But this is no formulaic novel: the characters and their dilemmas are entirely believable and their trials and tribulations explored with humour and warmth, and an admirable turn of phrase:
Waiting for a baby was like waiting for a heart attack – at a certain point, you had to just surrender and make other plans, not knowing if you’d have to cancel. (p134)
When he started talking, she held her finger between the pages, keeping her spot, but as he went on, she turned the book facedown onto her thighs. When Jim thought about the worst moment in his marriage, he thought about watching Franny turn her book over, the straight line of her mouth. (p186)
The various plotlines are wound together beautifully, with no detail redundant to the plot. My only criticism was in relation to Franny’s reluctance to drive the hire car because she’s unaccustomed to a “shift stick” seemingly forgotten when she volunteers to drive to the airport to pick up the rest of the party.
I enjoyed this novel and, because of its relatively happy ending and because it’s a page-turner without dumbing down, it might make for an ideal holiday read. Okay, perhaps not if you’ve booked a Majorcan villa slightly beyond your budget for friends and family or if, like me, are spooked by travel even of the most straightforward kind. After taking part in Charli’s travel horror challenge, I totally identified with Jim in these opening lines:
Leaving always came as a surprise, no matter how long dates had been looming on the calendar. Jim had packed a suitcase the night before, but now, moments before their scheduled departure, he was wavering. Had he packed enough books? (p1)
and my anxiety didn’t abate until we were into the second week of the holiday.
The Vacationers is published in paperback in the UK today by Picador from where I received my review copy.
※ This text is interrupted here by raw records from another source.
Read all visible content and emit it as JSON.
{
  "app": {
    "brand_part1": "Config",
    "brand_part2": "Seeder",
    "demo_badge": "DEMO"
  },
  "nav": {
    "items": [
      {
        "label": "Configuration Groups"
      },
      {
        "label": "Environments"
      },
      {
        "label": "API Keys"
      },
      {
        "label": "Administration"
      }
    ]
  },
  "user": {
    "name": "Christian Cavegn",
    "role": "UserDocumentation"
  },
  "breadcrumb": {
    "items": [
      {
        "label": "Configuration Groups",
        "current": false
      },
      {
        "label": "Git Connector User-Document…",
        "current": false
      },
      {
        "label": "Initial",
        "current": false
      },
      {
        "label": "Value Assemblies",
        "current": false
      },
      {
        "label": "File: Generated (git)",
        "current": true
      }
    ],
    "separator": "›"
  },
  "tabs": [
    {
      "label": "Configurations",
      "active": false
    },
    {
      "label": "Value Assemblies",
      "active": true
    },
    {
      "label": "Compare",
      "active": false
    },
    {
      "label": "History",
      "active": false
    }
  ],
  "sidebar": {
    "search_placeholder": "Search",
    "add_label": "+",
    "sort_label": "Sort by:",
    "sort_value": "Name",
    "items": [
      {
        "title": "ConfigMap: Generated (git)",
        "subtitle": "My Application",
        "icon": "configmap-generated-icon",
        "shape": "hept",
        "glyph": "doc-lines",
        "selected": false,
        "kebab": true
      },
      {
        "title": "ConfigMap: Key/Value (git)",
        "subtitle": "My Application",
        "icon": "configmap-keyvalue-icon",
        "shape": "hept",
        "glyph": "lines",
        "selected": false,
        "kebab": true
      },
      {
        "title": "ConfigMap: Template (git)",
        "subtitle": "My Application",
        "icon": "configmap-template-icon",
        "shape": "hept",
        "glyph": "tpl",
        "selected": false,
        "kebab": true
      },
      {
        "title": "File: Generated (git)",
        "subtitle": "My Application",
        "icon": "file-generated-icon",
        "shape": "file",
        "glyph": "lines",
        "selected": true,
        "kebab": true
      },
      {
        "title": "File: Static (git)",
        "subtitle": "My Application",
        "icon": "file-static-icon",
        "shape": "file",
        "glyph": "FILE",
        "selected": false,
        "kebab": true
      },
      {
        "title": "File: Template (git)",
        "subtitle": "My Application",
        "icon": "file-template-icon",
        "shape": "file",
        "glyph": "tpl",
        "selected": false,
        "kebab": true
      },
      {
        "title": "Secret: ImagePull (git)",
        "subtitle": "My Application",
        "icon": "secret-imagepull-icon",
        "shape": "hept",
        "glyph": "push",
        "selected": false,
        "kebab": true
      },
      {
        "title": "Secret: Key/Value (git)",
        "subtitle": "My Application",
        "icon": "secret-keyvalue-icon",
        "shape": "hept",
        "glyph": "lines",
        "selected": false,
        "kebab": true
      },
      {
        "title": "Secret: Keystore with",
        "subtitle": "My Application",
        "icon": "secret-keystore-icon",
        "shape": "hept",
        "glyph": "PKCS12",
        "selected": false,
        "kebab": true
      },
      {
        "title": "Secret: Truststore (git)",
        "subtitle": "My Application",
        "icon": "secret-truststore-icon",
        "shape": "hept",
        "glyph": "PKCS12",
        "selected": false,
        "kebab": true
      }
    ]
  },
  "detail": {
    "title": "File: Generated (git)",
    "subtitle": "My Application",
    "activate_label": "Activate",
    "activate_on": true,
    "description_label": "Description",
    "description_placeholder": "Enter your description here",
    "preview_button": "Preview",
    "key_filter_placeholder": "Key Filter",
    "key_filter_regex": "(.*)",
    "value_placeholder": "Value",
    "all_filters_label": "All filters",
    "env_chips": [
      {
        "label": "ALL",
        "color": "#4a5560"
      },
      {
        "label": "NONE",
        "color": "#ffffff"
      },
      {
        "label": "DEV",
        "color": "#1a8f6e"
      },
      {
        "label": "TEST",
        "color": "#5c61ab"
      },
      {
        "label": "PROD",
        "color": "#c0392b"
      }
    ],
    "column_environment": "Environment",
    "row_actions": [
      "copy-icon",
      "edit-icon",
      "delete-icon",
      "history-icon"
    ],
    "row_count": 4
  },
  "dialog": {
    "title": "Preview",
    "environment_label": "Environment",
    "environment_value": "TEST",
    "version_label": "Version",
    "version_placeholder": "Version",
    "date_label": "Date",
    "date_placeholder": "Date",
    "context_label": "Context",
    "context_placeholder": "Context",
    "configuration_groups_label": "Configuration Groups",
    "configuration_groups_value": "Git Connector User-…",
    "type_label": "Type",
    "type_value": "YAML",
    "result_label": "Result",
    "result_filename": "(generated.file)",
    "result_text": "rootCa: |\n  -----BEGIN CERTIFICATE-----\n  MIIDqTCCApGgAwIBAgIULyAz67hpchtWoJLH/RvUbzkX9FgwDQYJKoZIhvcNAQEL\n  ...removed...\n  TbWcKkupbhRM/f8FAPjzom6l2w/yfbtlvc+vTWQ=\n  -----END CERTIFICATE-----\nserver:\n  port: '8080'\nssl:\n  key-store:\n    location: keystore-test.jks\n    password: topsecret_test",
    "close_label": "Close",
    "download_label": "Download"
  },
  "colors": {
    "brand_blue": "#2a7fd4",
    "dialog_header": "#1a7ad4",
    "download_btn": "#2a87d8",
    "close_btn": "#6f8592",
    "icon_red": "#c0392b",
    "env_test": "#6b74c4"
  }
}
Can you think of any other examples the holiday-villa novel? What kind of thing do you like to read when you go away?